Entry Holdings to boost $1.8bn forward of Nigerian banks’ recapitalisation

Entry Holdings to boost $1.8bn forward of Nigerian banks’ recapitalisation

Entry Holdings the father or mother firm of Nigeria’s largest financial institution by asset base, Entry Financial institution, plans to boost $1.5 billion (₦2.09 trillion) via a bond or share sale and an extra $287 million (₦399.9 billion) from its shareholders by way of a rights challenge to fund its bold progress plans in addition to meet up with a brand new capital requirement by the Central Bank of Nigeria.

In a round despatched to banks seen by TechCabal, the apex financial institution elevated the minimal capital requirement to $364.56 million or naira equal of ₦500 billion by March 31, 2026, to deal with rising macroeconomic challenges in Africa’s largest economic system.

“The prevailing macroeconomic challenges and headwinds occasioned by exterior and home shocks have underscored the necessity for banks to boost and preserve satisfactory capital to reinforce their resilience, solvency, and capability to proceed to assist the expansion of the Nigerian economic system,” CBN stated in a round on Thursday.

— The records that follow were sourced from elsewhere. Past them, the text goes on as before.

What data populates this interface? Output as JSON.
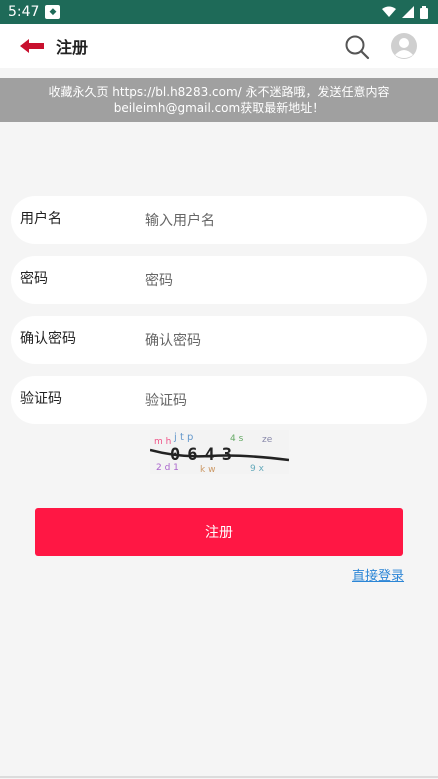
{
  "status_bar": {
    "time": "5:47",
    "app_icon": "app-badge-icon"
  },
  "header": {
    "title": "注册",
    "back_icon": "back-arrow-icon",
    "search_icon": "search-icon",
    "avatar_icon": "avatar-icon"
  },
  "notice": {
    "line1": "收藏永久页 https://bl.h8283.com/ 永不迷路哦，发送任意内容",
    "line2": "beileimh@gmail.com获取最新地址！"
  },
  "form": {
    "username": {
      "label": "用户名",
      "placeholder": "输入用户名"
    },
    "password": {
      "label": "密码",
      "placeholder": "密码"
    },
    "confirm": {
      "label": "确认密码",
      "placeholder": "确认密码"
    },
    "captcha": {
      "label": "验证码",
      "placeholder": "验证码",
      "image_text": "0643"
    }
  },
  "actions": {
    "register_label": "注册",
    "login_link": "直接登录"
  },
  "colors": {
    "status_bar": "#1e6a58",
    "accent": "#ff1744",
    "link": "#2c86d6",
    "notice_bg": "#a0a0a0"
  }
}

Entry Financial institution, Nigeria’s third most capitalised financial institution with $190.6 million (₦251.8 billion), would want to boost a further $187.8 million (₦248.1 billion) to fulfill the brand new recapitalisation necessities of the central financial institution. 

On Thursday, the Holdco, Africa’s largest client financial institution, stated that it’ll ask its shareholders to authorise the plans at an annual normal assembly set for April 19.

Entry’ desires to boost a part of the funds by growing its issued shares from ₦17.7 billion to ₦26.6 billion. The corporate has requested for regulatory authorisation to boost capital of as much as ₦365 billion by means of a rights challenge on such phrases and circumstances and on such dates as could also be decided by the administrators.

Entry’ resolution to recapitalise comes amid a rapid expansion in Africa, together with a current acquisition of Kenya’s Nationwide Financial institution of Kenya (NBK) from KCB Group in a deal estimated at $100 million.

Paul Russo, KCB Group CEO, revealed that retaining NBK would have required the financial institution to inject as much as $60.7 million, regardless of sinking $106.3 million since shopping for it in 2019. The conflict chest will permit Entry to broaden its footprint in East Africa’s largest economic system with the NBK acquisition.

Already, the financial institution has operations in 15 African international locations with a eager curiosity in revving up its presence and turning into the biggest financial institution on the continent by 2027.

Get one of the best African tech newsletters in your inbox

Read More

Read Previous


Read Next

US month-to-month inflation slows; shopper spending surges

Leave a Reply

Your email address will not be published. Required fields are marked *